[Material to process]:
━━━━━━

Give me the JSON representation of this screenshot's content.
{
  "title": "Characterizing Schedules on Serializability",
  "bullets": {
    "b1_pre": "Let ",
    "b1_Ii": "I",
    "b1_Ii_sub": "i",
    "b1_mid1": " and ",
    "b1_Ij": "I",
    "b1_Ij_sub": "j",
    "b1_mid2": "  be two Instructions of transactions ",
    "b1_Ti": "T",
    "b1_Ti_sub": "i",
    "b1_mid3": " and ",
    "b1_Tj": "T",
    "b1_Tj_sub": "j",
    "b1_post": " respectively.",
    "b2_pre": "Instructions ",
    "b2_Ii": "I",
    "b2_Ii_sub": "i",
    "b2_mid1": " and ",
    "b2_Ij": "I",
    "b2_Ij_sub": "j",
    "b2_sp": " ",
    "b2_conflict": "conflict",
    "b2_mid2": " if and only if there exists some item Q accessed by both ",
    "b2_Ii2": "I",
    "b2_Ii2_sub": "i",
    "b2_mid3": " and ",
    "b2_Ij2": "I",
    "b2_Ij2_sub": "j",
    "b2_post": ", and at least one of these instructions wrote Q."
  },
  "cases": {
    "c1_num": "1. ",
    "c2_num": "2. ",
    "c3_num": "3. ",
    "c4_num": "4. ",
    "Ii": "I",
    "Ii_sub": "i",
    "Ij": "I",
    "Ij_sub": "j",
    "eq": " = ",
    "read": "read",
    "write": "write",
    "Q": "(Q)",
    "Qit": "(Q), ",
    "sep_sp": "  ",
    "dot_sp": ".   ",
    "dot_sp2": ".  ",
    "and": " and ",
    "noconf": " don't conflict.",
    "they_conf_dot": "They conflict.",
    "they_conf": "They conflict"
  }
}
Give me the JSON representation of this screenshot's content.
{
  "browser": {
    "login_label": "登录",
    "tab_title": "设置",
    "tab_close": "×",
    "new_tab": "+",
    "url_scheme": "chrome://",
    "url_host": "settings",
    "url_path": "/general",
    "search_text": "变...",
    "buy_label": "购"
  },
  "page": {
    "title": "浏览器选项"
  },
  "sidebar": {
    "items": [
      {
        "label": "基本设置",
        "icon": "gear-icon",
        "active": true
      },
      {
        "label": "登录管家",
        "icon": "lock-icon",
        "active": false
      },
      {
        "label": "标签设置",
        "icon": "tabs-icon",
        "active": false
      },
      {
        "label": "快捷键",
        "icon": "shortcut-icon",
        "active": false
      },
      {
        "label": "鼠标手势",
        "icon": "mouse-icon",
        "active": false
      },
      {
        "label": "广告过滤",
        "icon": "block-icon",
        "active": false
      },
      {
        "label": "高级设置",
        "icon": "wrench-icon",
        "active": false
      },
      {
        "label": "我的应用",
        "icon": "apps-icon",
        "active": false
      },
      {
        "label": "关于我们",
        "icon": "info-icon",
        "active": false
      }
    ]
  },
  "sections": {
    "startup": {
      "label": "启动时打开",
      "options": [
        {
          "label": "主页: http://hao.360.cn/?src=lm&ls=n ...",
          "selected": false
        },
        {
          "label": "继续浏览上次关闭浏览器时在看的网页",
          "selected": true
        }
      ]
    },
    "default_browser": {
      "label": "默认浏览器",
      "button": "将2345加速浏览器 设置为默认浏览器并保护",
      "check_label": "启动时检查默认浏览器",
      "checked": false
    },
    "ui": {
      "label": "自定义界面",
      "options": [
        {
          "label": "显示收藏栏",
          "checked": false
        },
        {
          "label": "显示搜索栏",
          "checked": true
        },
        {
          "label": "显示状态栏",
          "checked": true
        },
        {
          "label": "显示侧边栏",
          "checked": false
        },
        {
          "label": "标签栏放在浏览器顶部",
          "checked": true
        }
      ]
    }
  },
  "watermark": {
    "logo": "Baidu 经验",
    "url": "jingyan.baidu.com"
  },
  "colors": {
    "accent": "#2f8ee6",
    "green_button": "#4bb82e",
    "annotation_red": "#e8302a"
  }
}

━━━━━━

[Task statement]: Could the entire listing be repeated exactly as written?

[Response to the task]:
Give me the JSON representation of this screenshot's content.
{
  "title": "Characterizing Schedules on Serializability",
  "bullets": {
    "b1_pre": "Let ",
    "b1_Ii": "I",
    "b1_Ii_sub": "i",
    "b1_mid1": " and ",
    "b1_Ij": "I",
    "b1_Ij_sub": "j",
    "b1_mid2": "  be two Instructions of transactions ",
    "b1_Ti": "T",
    "b1_Ti_sub": "i",
    "b1_mid3": " and ",
    "b1_Tj": "T",
    "b1_Tj_sub": "j",
    "b1_post": " respectively.",
    "b2_pre": "Instructions ",
    "b2_Ii": "I",
    "b2_Ii_sub": "i",
    "b2_mid1": " and ",
    "b2_Ij": "I",
    "b2_Ij_sub": "j",
    "b2_sp": " ",
    "b2_conflict": "conflict",
    "b2_mid2": " if and only if there exists some item Q accessed by both ",
    "b2_Ii2": "I",
    "b2_Ii2_sub": "i",
    "b2_mid3": " and ",
    "b2_Ij2": "I",
    "b2_Ij2_sub": "j",
    "b2_post": ", and at least one of these instructions wrote Q."
  },
  "cases": {
    "c1_num": "1. ",
    "c2_num": "2. ",
    "c3_num": "3. ",
    "c4_num": "4. ",
    "Ii": "I",
    "Ii_sub": "i",
    "Ij": "I",
    "Ij_sub": "j",
    "eq": " = ",
    "read": "read",
    "write": "write",
    "Q": "(Q)",
    "Qit": "(Q), ",
    "sep_sp": "  ",
    "dot_sp": ".   ",
    "dot_sp2": ".  ",
    "and": " and ",
    "noconf": " don't conflict.",
    "they_conf_dot": "They conflict.",
    "they_conf": "They conflict"
  }
}
Give me the JSON representation of this screenshot's content.
{
  "browser": {
    "login_label": "登录",
    "tab_title": "设置",
    "tab_close": "×",
    "new_tab": "+",
    "url_scheme": "chrome://",
    "url_host": "settings",
    "url_path": "/general",
    "search_text": "变...",
    "buy_label": "购"
  },
  "page": {
    "title": "浏览器选项"
  },
  "sidebar": {
    "items": [
      {
        "label": "基本设置",
        "icon": "gear-icon",
        "active": true
      },
      {
        "label": "登录管家",
        "icon": "lock-icon",
        "active": false
      },
      {
        "label": "标签设置",
        "icon": "tabs-icon",
        "active": false
      },
      {
        "label": "快捷键",
        "icon": "shortcut-icon",
        "active": false
      },
      {
        "label": "鼠标手势",
        "icon": "mouse-icon",
        "active": false
      },
      {
        "label": "广告过滤",
        "icon": "block-icon",
        "active": false
      },
      {
        "label": "高级设置",
        "icon": "wrench-icon",
        "active": false
      },
      {
        "label": "我的应用",
        "icon": "apps-icon",
        "active": false
      },
      {
        "label": "关于我们",
        "icon": "info-icon",
        "active": false
      }
    ]
  },
  "sections": {
    "startup": {
      "label": "启动时打开",
      "options": [
        {
          "label": "主页: http://hao.360.cn/?src=lm&ls=n ...",
          "selected": false
        },
        {
          "label": "继续浏览上次关闭浏览器时在看的网页",
          "selected": true
        }
      ]
    },
    "default_browser": {
      "label": "默认浏览器",
      "button": "将2345加速浏览器 设置为默认浏览器并保护",
      "check_label": "启动时检查默认浏览器",
      "checked": false
    },
    "ui": {
      "label": "自定义界面",
      "options": [
        {
          "label": "显示收藏栏",
          "checked": false
        },
        {
          "label": "显示搜索栏",
          "checked": true
        },
        {
          "label": "显示状态栏",
          "checked": true
        },
        {
          "label": "显示侧边栏",
          "checked": false
        },
        {
          "label": "标签栏放在浏览器顶部",
          "checked": true
        }
      ]
    }
  },
  "watermark": {
    "logo": "Baidu 经验",
    "url": "jingyan.baidu.com"
  },
  "colors": {
    "accent": "#2f8ee6",
    "green_button": "#4bb82e",
    "annotation_red": "#e8302a"
  }
}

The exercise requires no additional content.